Truth About Computer Security Hysteria
Never had a lot to lose: Viruses for Fu ManchuGeorge C. Smith, Ph.D., Editor-at-large
Monday, 2 April 2001 NEWS ITEM: THE Wall Street Journal reports US anti-virus firms giving 300 common viruses from their collections to mainland China for a theoretical song — blandishments concerning access to new markets.
"Sell when you can, you are not for all markets." -- from "As You Like It"Ah, but your Vmyths.com Editor-at-Large remembers the good ol' days when sub rosa virus collections went overseas for a single Ben Franklin and the promise of three hundred viruses would've resulted in the huckster being laughed out of the "marketplace" as a hopeless fool. It was late 1992 and PallBearer, a junior high student in eastern Pennsylvania, was selling a floppy disk set of a couple thousand malicious code samples through the Dark Coffin bulletin board system run out of his bedroom. Unsurprisingly, many customers for this unique product were out of country. After all, PallBearer's teenage peers — kids without even sufficient liquidity to purchase pots to urinate in — do not make attractive customers. And even if they had money, why would they buy viruses? Computer viruses have no traction in a high school economy. But who was Pallbearer's clientele? There was no way to know with absolute precision but a rough picture did emerge. The common buyers were computer security workers, employees of various government agencies both foreign and domestic — allies and alleged enemies, anti-virus industry free-lance moles and a startling handful of really weird adults obsessed with the acquisition of computer viruses. As I recall, PallBearer made approximately a couple thousand dollars peddling viruses. Not bad for a part-time "business" run by a fourteen-year-old. Competition was fierce. Rival virus underground sysops sold similar virus grab-bags from northern Virginia, the Gulf Coast in Texas, southern California and other far-flung locales. Effective commerce lasted about a year until new parties emerged to move even larger virus volumes onto compact discs and bring magazine advertising, direct mail solicitation and competitive pricing into the picture. One of the more interesting examples was one in which viruses were advertised alongside digital pornography in a semi-popular magazine devoted to bulletin board system technology. Compact discs of computer viruses, software booby traps and pictures of nekkid wimmen for sale — simply as American as hot dogs, mustard and a bottle of pop. The "Outlaws of the Wild West" CD, sold by my old publisher, American Eagle, put an exclamation point on the for-profit virus trade. "This fantastic IBM PC compatible compact disc is loaded with everything ... It contains over 5000 live viruses, 12 megabytes of source code and disassemblies, mutation engines and virus creation laboratories ... This is your one-stop source..." read one advertisement for it. Selling for $99.95, it moved a few thousand copies over the course of about two years. Historians and analysts take note: "Outlaws" contained "over 5000 live viruses" in the middle of the decade. Three hundred to China at the turn of the century is ... to laugh.

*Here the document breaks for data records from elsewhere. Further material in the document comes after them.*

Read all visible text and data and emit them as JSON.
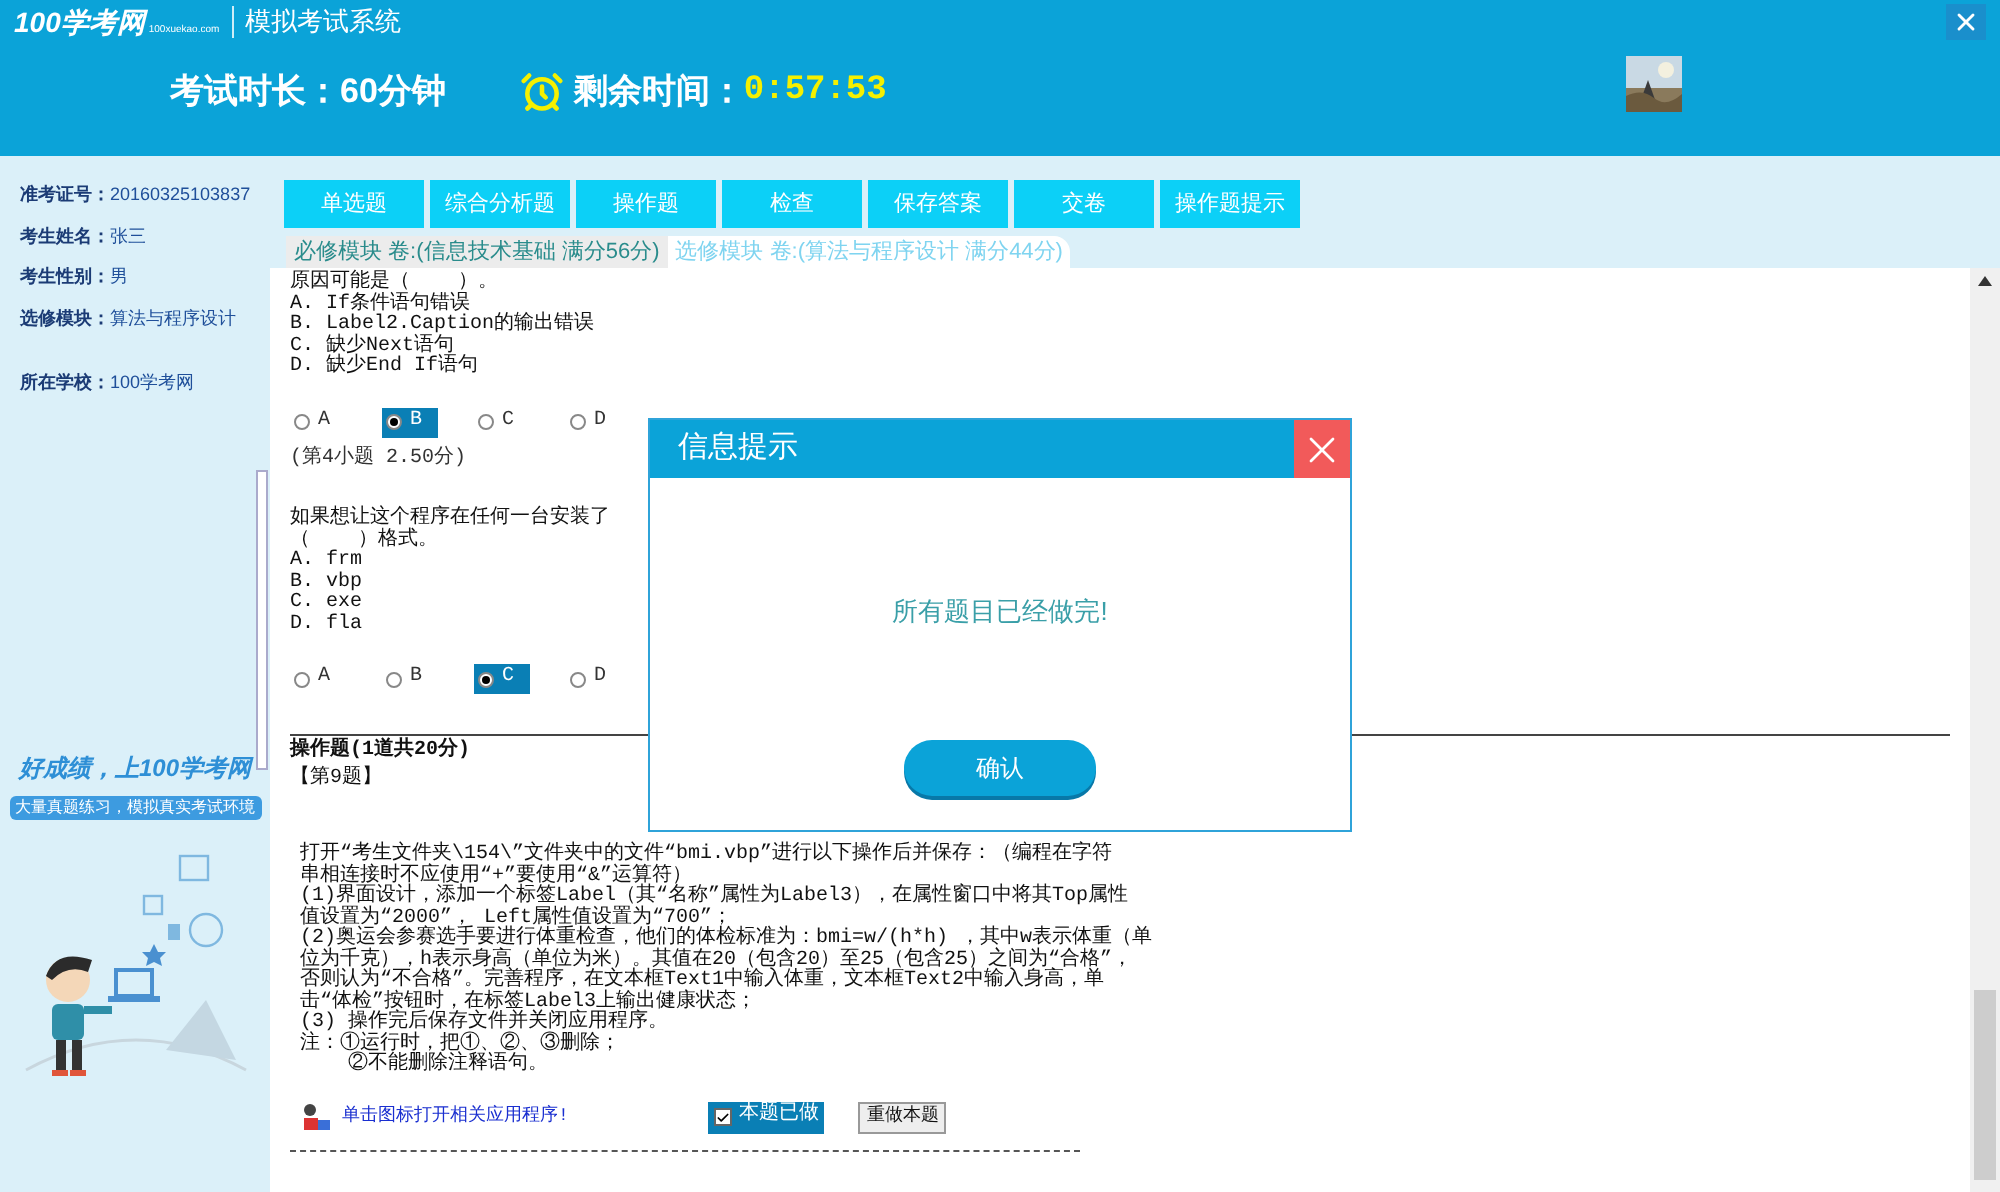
{
  "header": {
    "logo": "100学考网",
    "logo_url": "100xuekao.com",
    "app_title": "模拟考试系统",
    "duration": "考试时长：60分钟",
    "remaining_label": "剩余时间：",
    "remaining": "0:57:53"
  },
  "candidate": [
    {
      "label": "准考证号：",
      "value": "20160325103837"
    },
    {
      "label": "考生姓名：",
      "value": "张三"
    },
    {
      "label": "考生性别：",
      "value": "男"
    },
    {
      "label": "选修模块：",
      "value": "算法与程序设计"
    },
    {
      "label": "所在学校：",
      "value": "100学考网"
    }
  ],
  "promo": {
    "slogan": "好成绩，上100学考网",
    "tagline": "大量真题练习，模拟真实考试环境"
  },
  "toolbar": [
    "单选题",
    "综合分析题",
    "操作题",
    "检查",
    "保存答案",
    "交卷",
    "操作题提示"
  ],
  "tabs": [
    {
      "label": "必修模块 卷:(信息技术基础 满分56分)",
      "selected": true
    },
    {
      "label": "选修模块 卷:(算法与程序设计 满分44分)",
      "selected": false
    }
  ],
  "questions": [
    {
      "lines": [
        "原因可能是（    ）。",
        "A. If条件语句错误",
        "B. Label2.Caption的输出错误",
        "C. 缺少Next语句",
        "D. 缺少End If语句"
      ],
      "options": [
        {
          "label": "A",
          "selected": false
        },
        {
          "label": "B",
          "selected": true
        },
        {
          "label": "C",
          "selected": false
        },
        {
          "label": "D",
          "selected": false
        }
      ],
      "score": "(第4小题  2.50分)"
    },
    {
      "lines": [
        "如果想让这个程序在任何一台安装了",
        "（    ）格式。",
        "A. frm",
        "B. vbp",
        "C. exe",
        "D. fla"
      ],
      "options": [
        {
          "label": "A",
          "selected": false
        },
        {
          "label": "B",
          "selected": false
        },
        {
          "label": "C",
          "selected": true
        },
        {
          "label": "D",
          "selected": false
        }
      ]
    }
  ],
  "operation": {
    "heading": "操作题(1道共20分)",
    "number": "【第9题】",
    "lines": [
      "打开“考生文件夹\\154\\”文件夹中的文件“bmi.vbp”进行以下操作后并保存：（编程在字符",
      "串相连接时不应使用“+”要使用“&”运算符）",
      "(1)界面设计，添加一个标签Label（其“名称”属性为Label3），在属性窗口中将其Top属性",
      "值设置为“2000”， Left属性值设置为“700”；",
      "(2)奥运会参赛选手要进行体重检查，他们的体检标准为：bmi=w/(h*h) ，其中w表示体重（单",
      "位为千克），h表示身高（单位为米）。其值在20（包含20）至25（包含25）之间为“合格”，",
      "否则认为“不合格”。完善程序，在文本框Text1中输入体重，文本框Text2中输入身高，单",
      "击“体检”按钮时，在标签Label3上输出健康状态；",
      "(3) 操作完后保存文件并关闭应用程序。",
      "注：①运行时，把①、②、③删除；",
      "    ②不能删除注释语句。"
    ],
    "launch_text": "单击图标打开相关应用程序!",
    "done": {
      "label": "本题已做",
      "checked": true
    },
    "redo": "重做本题"
  },
  "dialog": {
    "title": "信息提示",
    "message": "所有题目已经做完!",
    "confirm": "确认"
  }
}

The anti-virus industry used to whine bitterly about the willy-nilly sale of virus-loaded compact discs in 1995. Neat how this works, isn't it?In this more informed context, statements in the Wall Street Journal to the effect that US officials were concerned — "The concept is troubling ... we don't want to promote or encourage ... the dissemination of viruses" said one highly placed apparatchik for the Journal — reveals that, as usual, potential policy-makers are about as unschooled in the subject, technically and historically, as one can be and still be considered to be breathing.
HOWEVER, THE FLIP side of the coin is little different. The idea bandied about in national security circles and aired frequently in the national media that military mandarins of the Yellow Horde are feverishly preparing information warfare plans (of which this is one more prima facie example) to smite the American way of life belongs in a Sax Rohmer "The Insidious Brain of Dr. Fu Manchu"-style novel. In terms of hard intelligence information, the kind that counts as opposed to the kind one leaks to the media, it indicates Chinese leadership is about as stumblebum on the topic as American counterparts, mired back in the cyber-Stone Age in terms of formulating abstract thought in the arena. Ten viruses or ten thousand — it just doesn't matter and hasn't for quite a long time. Also worth chewing on is the fact that the same anti-virus industry which issues press releases on everything considered even slightly harmful to computing in virus-land published none trumpeting being sort-of secretly squeezed out of a few hundred in return for alleged promises of increased business opportunity. Not the right flavor of news, eh, dudes? The anti-virus industry used to whine bitterly about the willy-nilly sale of virus-loaded compact discs in 1995. Neat how this works, isn't it?